Abuse They assume the user will look after the device and not test themselves after smoking, drinking or eating.  The sensors are not able to cope with this type of abuse and will quickly degrade or fail if misused in this way. Lack of regular use will also "dry out" the sensor leading to drift or failure. The testee may well deliberately smoke or drink in an effort to provide a false reading; they have no regard at all for any damage it might do.  The Fuel Cell sensors are therefore designed to be robust enough to cope with such abuse and not fail or provide false readings.
The user knows if they've been using (say) mouthwash and would not use the breathalyser accordingly.  To protect the user, they will provide a positive result over a wider range of substances - just in case it might be alcohol. The person doing the testing has no idea whether the person tested has, or has not, been using mouthwash, gum etc. They have to be VERY specific to pass certification and will NOT display a result for anything other than ethanol.

Usually use a semi conductor or low-cost fuel cell that is rarely more accurate than to within +/- 20% when new.  Semi conductors in particular will degrade over time, particularly if mis-used.  Generally cheap and mass-produced, they are rarely individually quality-checked. Certification requires large, high quality Fuel Cell Sensors that will tolerate considerable misuse while maintaining a high degree of accuracy over long periods of time.  They are expensive to produce, and impecable quality control is an integral part of the certification process.
Accuracy Often expressed in BAC%, such as "£ 0.02% " 0.08%"  This is in fact  £ 25% of the actual reading and it gets signicantly worse away from the calibration point (usually 0.08% BAC) - as much as £ 100% at levels of around 0.02% BAC. Assuming the user to be a driver, they will therefore over-read to "err on the side of caution" - hence false positives. Standard Draeger accuracy is a maximum of  £ 1.75% of the reading value.  Typically accurate to within less than 0.001% BAC they will only give exact, accurate results and will not provide false positive readings. They will consistently reproduce their readings during repeated testing no matter what level of alchol is tested.
Recall & Printing Typically the reading is displayed for a short period and then clears,  unable to be recalled.  Occasionally they have a basic memory function but the lack of an internal time-stamp means the test cannot be proven.
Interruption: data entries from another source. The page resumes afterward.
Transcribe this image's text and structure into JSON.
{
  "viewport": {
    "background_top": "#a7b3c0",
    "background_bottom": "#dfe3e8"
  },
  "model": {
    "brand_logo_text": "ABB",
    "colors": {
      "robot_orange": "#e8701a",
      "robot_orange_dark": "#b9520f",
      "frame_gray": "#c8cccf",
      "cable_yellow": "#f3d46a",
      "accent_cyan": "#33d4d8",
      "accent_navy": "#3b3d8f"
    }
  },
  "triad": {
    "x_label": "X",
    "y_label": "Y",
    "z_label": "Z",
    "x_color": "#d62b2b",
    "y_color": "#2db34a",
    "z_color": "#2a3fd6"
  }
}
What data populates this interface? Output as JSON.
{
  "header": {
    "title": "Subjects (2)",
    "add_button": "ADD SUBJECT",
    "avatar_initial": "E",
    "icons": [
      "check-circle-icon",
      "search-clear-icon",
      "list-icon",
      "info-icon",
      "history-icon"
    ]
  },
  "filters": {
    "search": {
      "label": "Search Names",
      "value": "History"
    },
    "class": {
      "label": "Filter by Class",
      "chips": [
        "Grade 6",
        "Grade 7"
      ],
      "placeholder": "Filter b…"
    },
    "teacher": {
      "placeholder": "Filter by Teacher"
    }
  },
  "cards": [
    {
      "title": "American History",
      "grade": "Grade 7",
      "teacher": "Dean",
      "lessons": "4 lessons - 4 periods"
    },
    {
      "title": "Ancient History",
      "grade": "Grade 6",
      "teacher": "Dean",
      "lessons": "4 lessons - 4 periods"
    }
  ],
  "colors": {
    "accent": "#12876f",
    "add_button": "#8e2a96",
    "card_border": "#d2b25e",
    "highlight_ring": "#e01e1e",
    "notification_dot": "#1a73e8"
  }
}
A wide range or recall options are available including hard copy printouts to mobile printers, dowload of data to a PC, alphanumeric input of the name  of the person tested and even GPS time-place-date stamps to prove validity.
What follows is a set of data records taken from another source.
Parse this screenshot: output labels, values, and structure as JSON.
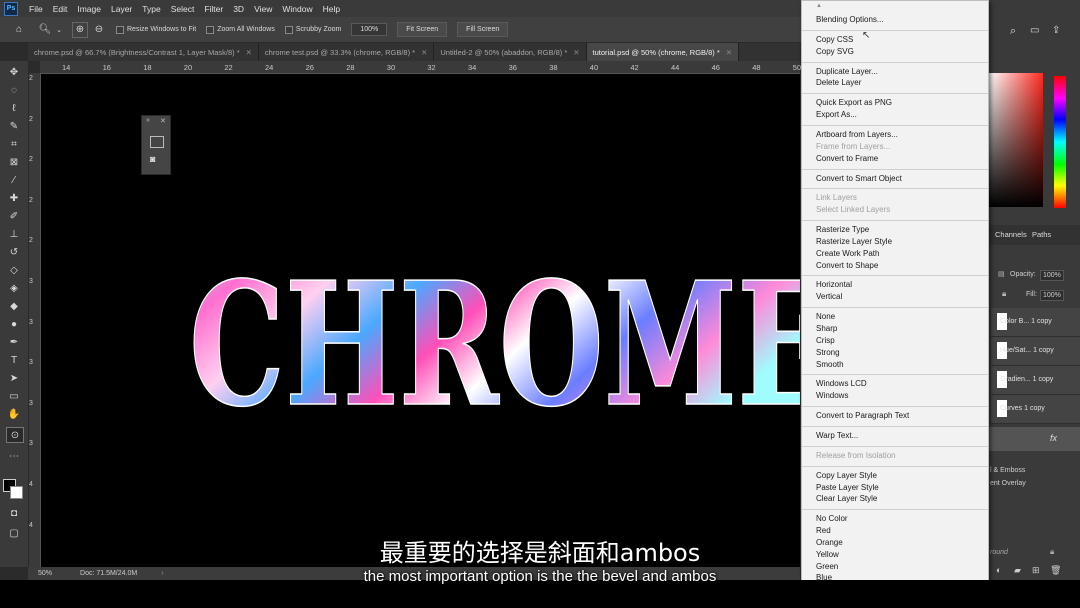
{
  "app": {
    "logo": "Ps"
  },
  "menubar": [
    "File",
    "Edit",
    "Image",
    "Layer",
    "Type",
    "Select",
    "Filter",
    "3D",
    "View",
    "Window",
    "Help"
  ],
  "options": {
    "resize_windows": "Resize Windows to Fit",
    "zoom_all": "Zoom All Windows",
    "scrubby": "Scrubby Zoom",
    "zoom_value": "100%",
    "fit_screen": "Fit Screen",
    "fill_screen": "Fill Screen"
  },
  "tabs": [
    {
      "label": "chrome.psd @ 66.7% (Brightness/Contrast 1, Layer Mask/8) *",
      "active": false
    },
    {
      "label": "chrome test.psd @ 33.3% (chrome, RGB/8) *",
      "active": false
    },
    {
      "label": "Untitled-2 @ 50% (abaddon, RGB/8) *",
      "active": false
    },
    {
      "label": "tutorial.psd @ 50% (chrome, RGB/8) *",
      "active": true
    }
  ],
  "ruler_h": [
    "14",
    "16",
    "18",
    "20",
    "22",
    "24",
    "26",
    "28",
    "30",
    "32",
    "34",
    "36",
    "38",
    "40",
    "42",
    "44",
    "46",
    "48",
    "50"
  ],
  "ruler_v": [
    "2",
    "2",
    "2",
    "2",
    "2",
    "3",
    "3",
    "3",
    "3",
    "3",
    "4",
    "4"
  ],
  "canvas": {
    "artwork_text": "CHROME"
  },
  "status": {
    "zoom": "50%",
    "doc": "Doc: 71.5M/24.0M"
  },
  "subtitles": {
    "zh": "最重要的选择是斜面和ambos",
    "en": "the most important option is the the bevel and ambos"
  },
  "context_menu": [
    {
      "label": "Blending Options...",
      "disabled": false
    },
    {
      "sep": true
    },
    {
      "label": "Copy CSS",
      "disabled": false
    },
    {
      "label": "Copy SVG",
      "disabled": false
    },
    {
      "sep": true
    },
    {
      "label": "Duplicate Layer...",
      "disabled": false
    },
    {
      "label": "Delete Layer",
      "disabled": false
    },
    {
      "sep": true
    },
    {
      "label": "Quick Export as PNG",
      "disabled": false
    },
    {
      "label": "Export As...",
      "disabled": false
    },
    {
      "sep": true
    },
    {
      "label": "Artboard from Layers...",
      "disabled": false
    },
    {
      "label": "Frame from Layers...",
      "disabled": true
    },
    {
      "label": "Convert to Frame",
      "disabled": false
    },
    {
      "sep": true
    },
    {
      "label": "Convert to Smart Object",
      "disabled": false
    },
    {
      "sep": true
    },
    {
      "label": "Link Layers",
      "disabled": true
    },
    {
      "label": "Select Linked Layers",
      "disabled": true
    },
    {
      "sep": true
    },
    {
      "label": "Rasterize Type",
      "disabled": false
    },
    {
      "label": "Rasterize Layer Style",
      "disabled": false
    },
    {
      "label": "Create Work Path",
      "disabled": false
    },
    {
      "label": "Convert to Shape",
      "disabled": false
    },
    {
      "sep": true
    },
    {
      "label": "Horizontal",
      "disabled": false
    },
    {
      "label": "Vertical",
      "disabled": false
    },
    {
      "sep": true
    },
    {
      "label": "None",
      "disabled": false
    },
    {
      "label": "Sharp",
      "disabled": false
    },
    {
      "label": "Crisp",
      "disabled": false
    },
    {
      "label": "Strong",
      "disabled": false
    },
    {
      "label": "Smooth",
      "disabled": false
    },
    {
      "sep": true
    },
    {
      "label": "Windows LCD",
      "disabled": false
    },
    {
      "label": "Windows",
      "disabled": false
    },
    {
      "sep": true
    },
    {
      "label": "Convert to Paragraph Text",
      "disabled": false
    },
    {
      "sep": true
    },
    {
      "label": "Warp Text...",
      "disabled": false
    },
    {
      "sep": true
    },
    {
      "label": "Release from Isolation",
      "disabled": true
    },
    {
      "sep": true
    },
    {
      "label": "Copy Layer Style",
      "disabled": false
    },
    {
      "label": "Paste Layer Style",
      "disabled": false
    },
    {
      "label": "Clear Layer Style",
      "disabled": false
    },
    {
      "sep": true
    },
    {
      "label": "No Color",
      "disabled": false
    },
    {
      "label": "Red",
      "disabled": false
    },
    {
      "label": "Orange",
      "disabled": false
    },
    {
      "label": "Yellow",
      "disabled": false
    },
    {
      "label": "Green",
      "disabled": false
    },
    {
      "label": "Blue",
      "disabled": false
    }
  ],
  "right_panel": {
    "panel_tabs": [
      "Channels",
      "Paths"
    ],
    "opacity_label": "Opacity:",
    "opacity_value": "100%",
    "fill_label": "Fill:",
    "fill_value": "100%",
    "layers": [
      "Color B... 1 copy",
      "Hue/Sat... 1 copy",
      "Gradien... 1 copy",
      "Curves 1 copy"
    ],
    "fx": "fx",
    "effects": [
      "l & Emboss",
      "ent Overlay"
    ],
    "bottom_label": "round"
  }
}
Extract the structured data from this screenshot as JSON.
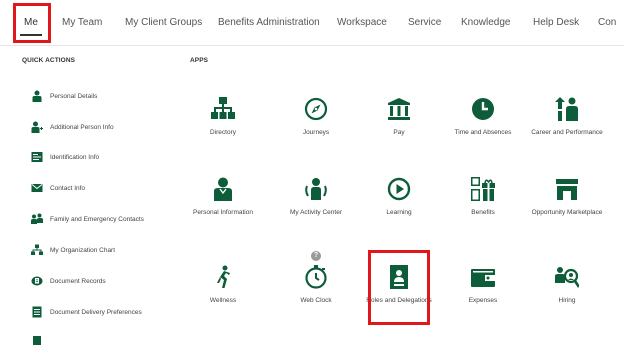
{
  "nav": {
    "tabs": [
      {
        "label": "Me"
      },
      {
        "label": "My Team"
      },
      {
        "label": "My Client Groups"
      },
      {
        "label": "Benefits Administration"
      },
      {
        "label": "Workspace"
      },
      {
        "label": "Service"
      },
      {
        "label": "Knowledge"
      },
      {
        "label": "Help Desk"
      },
      {
        "label": "Con"
      }
    ]
  },
  "quick_actions": {
    "title": "QUICK ACTIONS",
    "items": [
      {
        "label": "Personal Details",
        "icon": "person-icon"
      },
      {
        "label": "Additional Person Info",
        "icon": "person-plus-icon"
      },
      {
        "label": "Identification Info",
        "icon": "id-card-icon"
      },
      {
        "label": "Contact Info",
        "icon": "envelope-icon"
      },
      {
        "label": "Family and Emergency Contacts",
        "icon": "family-icon"
      },
      {
        "label": "My Organization Chart",
        "icon": "org-chart-icon"
      },
      {
        "label": "Document Records",
        "icon": "document-records-icon"
      },
      {
        "label": "Document Delivery Preferences",
        "icon": "document-list-icon"
      }
    ]
  },
  "apps": {
    "title": "APPS",
    "items": [
      {
        "label": "Directory",
        "icon": "directory-icon"
      },
      {
        "label": "Journeys",
        "icon": "compass-icon"
      },
      {
        "label": "Pay",
        "icon": "bank-icon"
      },
      {
        "label": "Time and Absences",
        "icon": "clock-icon"
      },
      {
        "label": "Career and Performance",
        "icon": "career-icon"
      },
      {
        "label": "Personal Information",
        "icon": "person-icon"
      },
      {
        "label": "My Activity Center",
        "icon": "activity-icon"
      },
      {
        "label": "Learning",
        "icon": "play-icon"
      },
      {
        "label": "Benefits",
        "icon": "gift-icon"
      },
      {
        "label": "Opportunity Marketplace",
        "icon": "store-icon"
      },
      {
        "label": "Wellness",
        "icon": "runner-icon"
      },
      {
        "label": "Web Clock",
        "icon": "stopwatch-icon"
      },
      {
        "label": "Roles and Delegations",
        "icon": "badge-icon"
      },
      {
        "label": "Expenses",
        "icon": "wallet-icon"
      },
      {
        "label": "Hiring",
        "icon": "hiring-icon"
      }
    ],
    "help_badge": "?"
  },
  "colors": {
    "icon": "#0d5c3a",
    "highlight": "#e0161b"
  }
}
Longevity Used 4 or 5 times a month and exactly as per the user guide, they will typically last 2-3 years. Sensor drift is the biggest issue but so long as the breathalyser is being used by the same person, they will recognise the pattern and know to have it checked or calibrated. Designed to withstand mistreatment both in handling and sampling from the rough enviroment of a police traffic unit, they will last 5-6 years as a police device and in a commercial use they should last in excess of 10 years if calibrated on schedule.
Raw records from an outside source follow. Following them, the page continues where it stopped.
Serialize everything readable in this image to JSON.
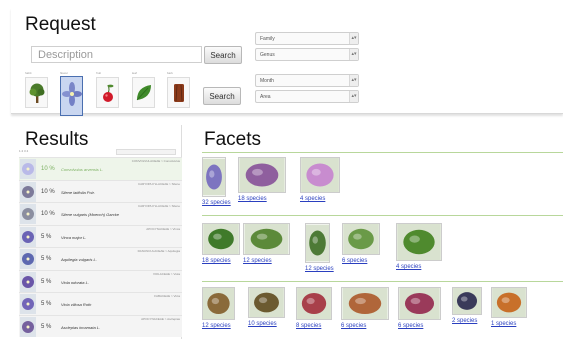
{
  "request": {
    "title": "Request",
    "description_placeholder": "Description",
    "search_label": "Search",
    "organs": [
      {
        "icon": "tree-icon",
        "label": "habit",
        "selected": false,
        "color": "#4a7a2a"
      },
      {
        "icon": "flower-icon",
        "label": "flower",
        "selected": true,
        "color": "#7a86c8"
      },
      {
        "icon": "fruit-icon",
        "label": "fruit",
        "selected": false,
        "color": "#d11a2a"
      },
      {
        "icon": "leaf-icon",
        "label": "leaf",
        "selected": false,
        "color": "#3f8a2a"
      },
      {
        "icon": "bark-icon",
        "label": "bark",
        "selected": false,
        "color": "#8b3a1a"
      }
    ],
    "selects": {
      "family": "Family",
      "genus": "Genus",
      "month": "Month",
      "area": "Area"
    }
  },
  "results": {
    "title": "Results",
    "toolbar_text": "1 2 3 4",
    "items": [
      {
        "pct": "10 %",
        "name": "Convolvulus arvensis L.",
        "family": "CONVOLVULACEAE > Convolvulus",
        "highlight": true,
        "color": "#b9b9e8"
      },
      {
        "pct": "10 %",
        "name": "Silene latifolia Poir.",
        "family": "CARYOPHYLLACEAE > Silene",
        "highlight": false,
        "color": "#7d7a9a"
      },
      {
        "pct": "10 %",
        "name": "Silene vulgaris (Moench) Garcke",
        "family": "CARYOPHYLLACEAE > Silene",
        "highlight": false,
        "color": "#8b8ea0"
      },
      {
        "pct": "5 %",
        "name": "Vinca major L.",
        "family": "APOCYNACEAE > Vinca",
        "highlight": false,
        "color": "#6a63b5"
      },
      {
        "pct": "5 %",
        "name": "Aquilegia vulgaris L.",
        "family": "RANUNCULACEAE > Aquilegia",
        "highlight": false,
        "color": "#5d68b0"
      },
      {
        "pct": "5 %",
        "name": "Viola odorata L.",
        "family": "VIOLACEAE > Viola",
        "highlight": false,
        "color": "#6a56a8"
      },
      {
        "pct": "5 %",
        "name": "Vicia villosa Roth",
        "family": "FABACEAE > Vicia",
        "highlight": false,
        "color": "#7265b8"
      },
      {
        "pct": "5 %",
        "name": "Asclepias incarnata L.",
        "family": "APOCYNACEAE > Asclepias",
        "highlight": false,
        "color": "#75609e"
      }
    ]
  },
  "facets": {
    "title": "Facets",
    "groups": [
      [
        {
          "count": "32 species",
          "color": "#7d74c0"
        },
        {
          "count": "18 species",
          "color": "#8f5f9e"
        },
        {
          "count": "4 species",
          "color": "#c88ccf"
        }
      ],
      [
        {
          "count": "18 species",
          "color": "#3f7a2a"
        },
        {
          "count": "12 species",
          "color": "#5c8a3a"
        },
        {
          "count": "12 species",
          "color": "#4d7a36"
        },
        {
          "count": "6 species",
          "color": "#6a9a48"
        },
        {
          "count": "4 species",
          "color": "#4f8a2e"
        }
      ],
      [
        {
          "count": "12 species",
          "color": "#8a6a3a"
        },
        {
          "count": "10 species",
          "color": "#6b5a30"
        },
        {
          "count": "8 species",
          "color": "#a8404a"
        },
        {
          "count": "6 species",
          "color": "#b0663a"
        },
        {
          "count": "6 species",
          "color": "#9a3a5a"
        },
        {
          "count": "2 species",
          "color": "#3a3a5a"
        },
        {
          "count": "1 species",
          "color": "#c8702a"
        }
      ]
    ]
  }
}
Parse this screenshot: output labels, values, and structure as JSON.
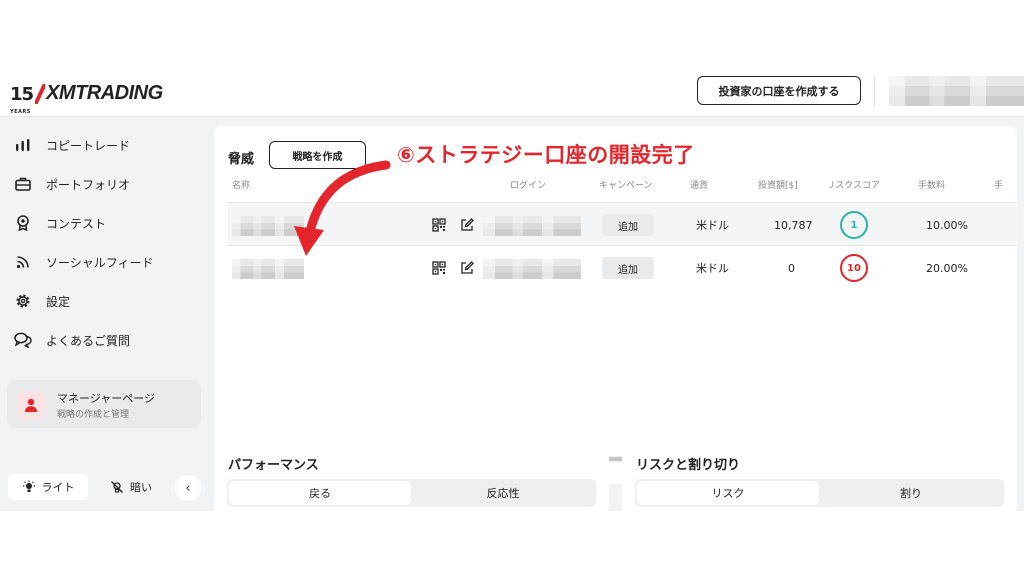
{
  "header": {
    "logo_years_num": "15",
    "logo_years_word": "YEARS",
    "logo_brand": "XMTRADING",
    "create_investor_account": "投資家の口座を作成する"
  },
  "sidebar": {
    "items": [
      {
        "label": "コピートレード",
        "icon": "chart-bars-icon"
      },
      {
        "label": "ポートフォリオ",
        "icon": "briefcase-icon"
      },
      {
        "label": "コンテスト",
        "icon": "medal-icon"
      },
      {
        "label": "ソーシャルフィード",
        "icon": "rss-icon"
      },
      {
        "label": "設定",
        "icon": "gear-icon"
      },
      {
        "label": "よくあるご質問",
        "icon": "chat-bubbles-icon"
      }
    ],
    "manager": {
      "title": "マネージャーページ",
      "subtitle": "戦略の作成と管理"
    },
    "theme_light": "ライト",
    "theme_dark": "暗い"
  },
  "strategies": {
    "title": "脅威",
    "create_button": "戦略を作成",
    "annotation": "⑥ストラテジー口座の開設完了",
    "columns": [
      "名称",
      "ログイン",
      "キャンペーン",
      "通貨",
      "投資額[$]",
      "リスクスコア",
      "手数料",
      "手"
    ],
    "rows": [
      {
        "campaign": "追加",
        "currency": "米ドル",
        "invested": "10,787",
        "risk": "1",
        "fee": "10.00%"
      },
      {
        "campaign": "追加",
        "currency": "米ドル",
        "invested": "0",
        "risk": "10",
        "fee": "20.00%"
      }
    ]
  },
  "performance": {
    "title": "パフォーマンス",
    "tabs": [
      "戻る",
      "反応性"
    ]
  },
  "risk_panel": {
    "title": "リスクと割り切り",
    "tabs": [
      "リスク",
      "割り"
    ]
  },
  "colors": {
    "accent_red": "#e4252b",
    "risk_low": "#2ab5a5",
    "risk_high": "#e4252b"
  }
}
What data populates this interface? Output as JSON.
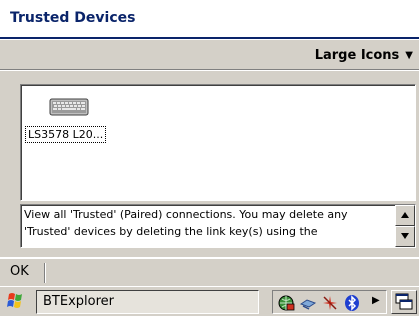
{
  "window": {
    "title": "Trusted Devices"
  },
  "view_menu": {
    "selected": "Large Icons",
    "icon": "chevron-down-icon"
  },
  "devices": [
    {
      "label": "LS3578 L20...",
      "icon": "keyboard-icon"
    }
  ],
  "description": {
    "text": "View all 'Trusted' (Paired) connections.  You may delete any 'Trusted' devices by deleting the link key(s) using the"
  },
  "menu_bar": {
    "ok_label": "OK"
  },
  "taskbar": {
    "start_icon": "windows-flag-icon",
    "active_task": "BTExplorer",
    "tray_icons": [
      "globe-network-icon",
      "connectivity-icon",
      "wireless-icon",
      "bluetooth-icon"
    ],
    "tray_arrow_icon": "chevron-right-icon",
    "desktop_icon": "show-desktop-icon"
  },
  "colors": {
    "title_text": "#0a246a",
    "chrome": "#d4d0c8",
    "bluetooth": "#1f3fd0"
  }
}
Non-certified breathalyzers can often be used as screeners in order to test more people on a very basic level, prior to testing any positives with a certified device.  This is a perfectly acceptable use of such a device and we have a range of screening kits that are designed specifically with this in mind, but any positive results obtained they MUST be backed up immediately with a certified breathalyzer (or a blood test) to ensure there is no possiblity of false accusations being made.